Mardy: I think that you want people who get Federal benefits, social security retirement benefits. You want them to spend it in New Jersey. You don’t want them to leave the State as soon as they’re worried about the State putting their hand in their pocket and taking their money away. As far as business is concerned, New Jersey is a great place to do business. You have great people you can hire. You have great universities, great school systems. You have excellent road systems, great infrastructure. You have 3 great airports in the area. I think there are a lot of things that Christie has done to make New Jersey business friendly. I think I applaud those efforts, but I you have to keep people here. You can’t just let people leave the State.
Zezas: Mike for a financial executive you sound an awful lot like an economist.
Mardy: Well, everything I do involved analyzing economics. TUMI is a company that very much is in tune with what is happening in the economy. You can track our company’s performance against GDP, against air passenger miles, stock market performance, all those things are relevant to how our company performs. So, you have to be very aware of what’s going on in the economy.

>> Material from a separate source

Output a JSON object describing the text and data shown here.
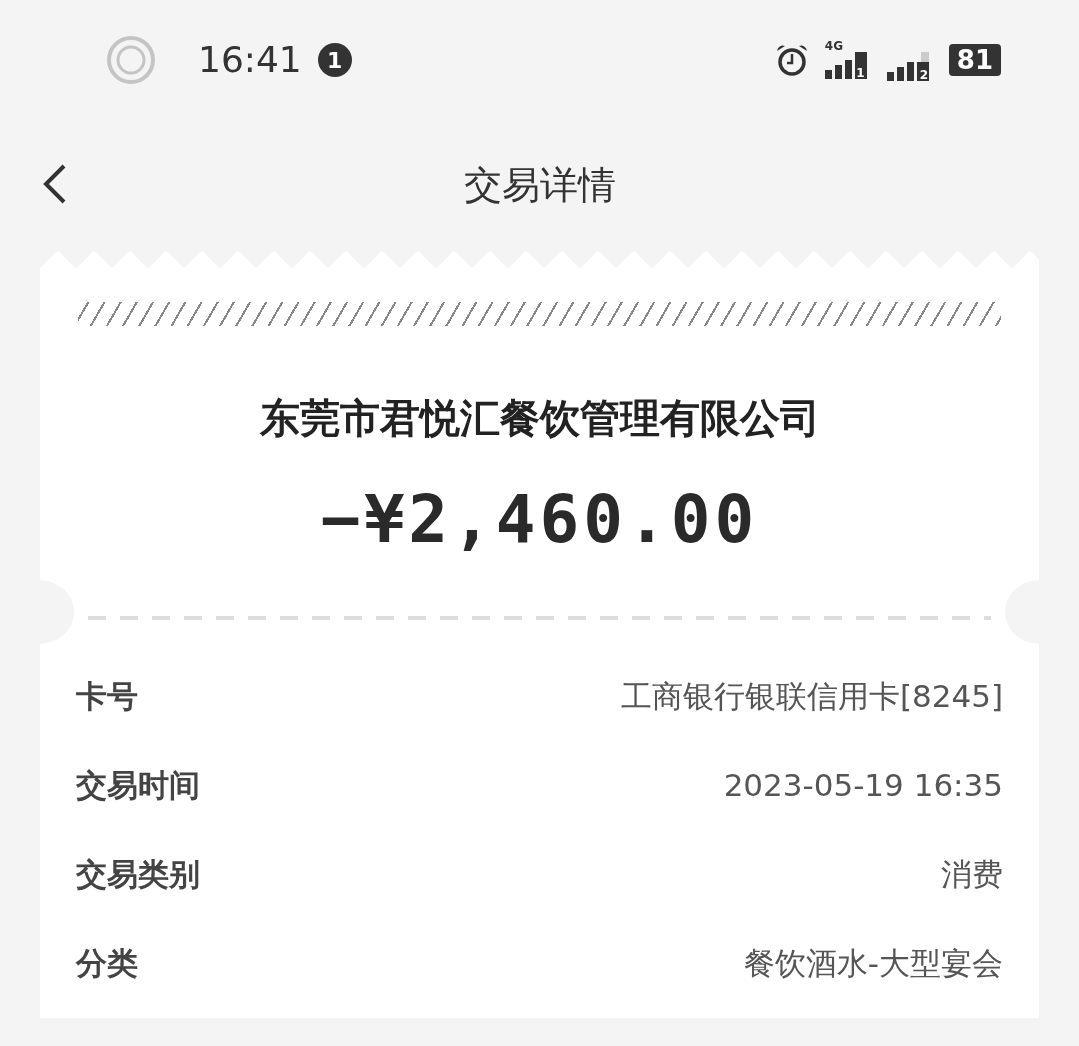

Zezas: Well, obviously because of great management and executives like yourself, TUMI has some wonderful products. Mike, this has been wonderful. I want to thank you for joining me today on CFO Studio. I hope you’ll come back and see us again sometime.
Mardy: Andy, it was my pleasure. It was good to see you again.
Zezas: The pleasure was mine. This is Andrew Zezas, your host at CFO Studio, with Mike Mardy, CFO of TUMI Holdings, saying thank you very much for watching, we’ll see you again real soon.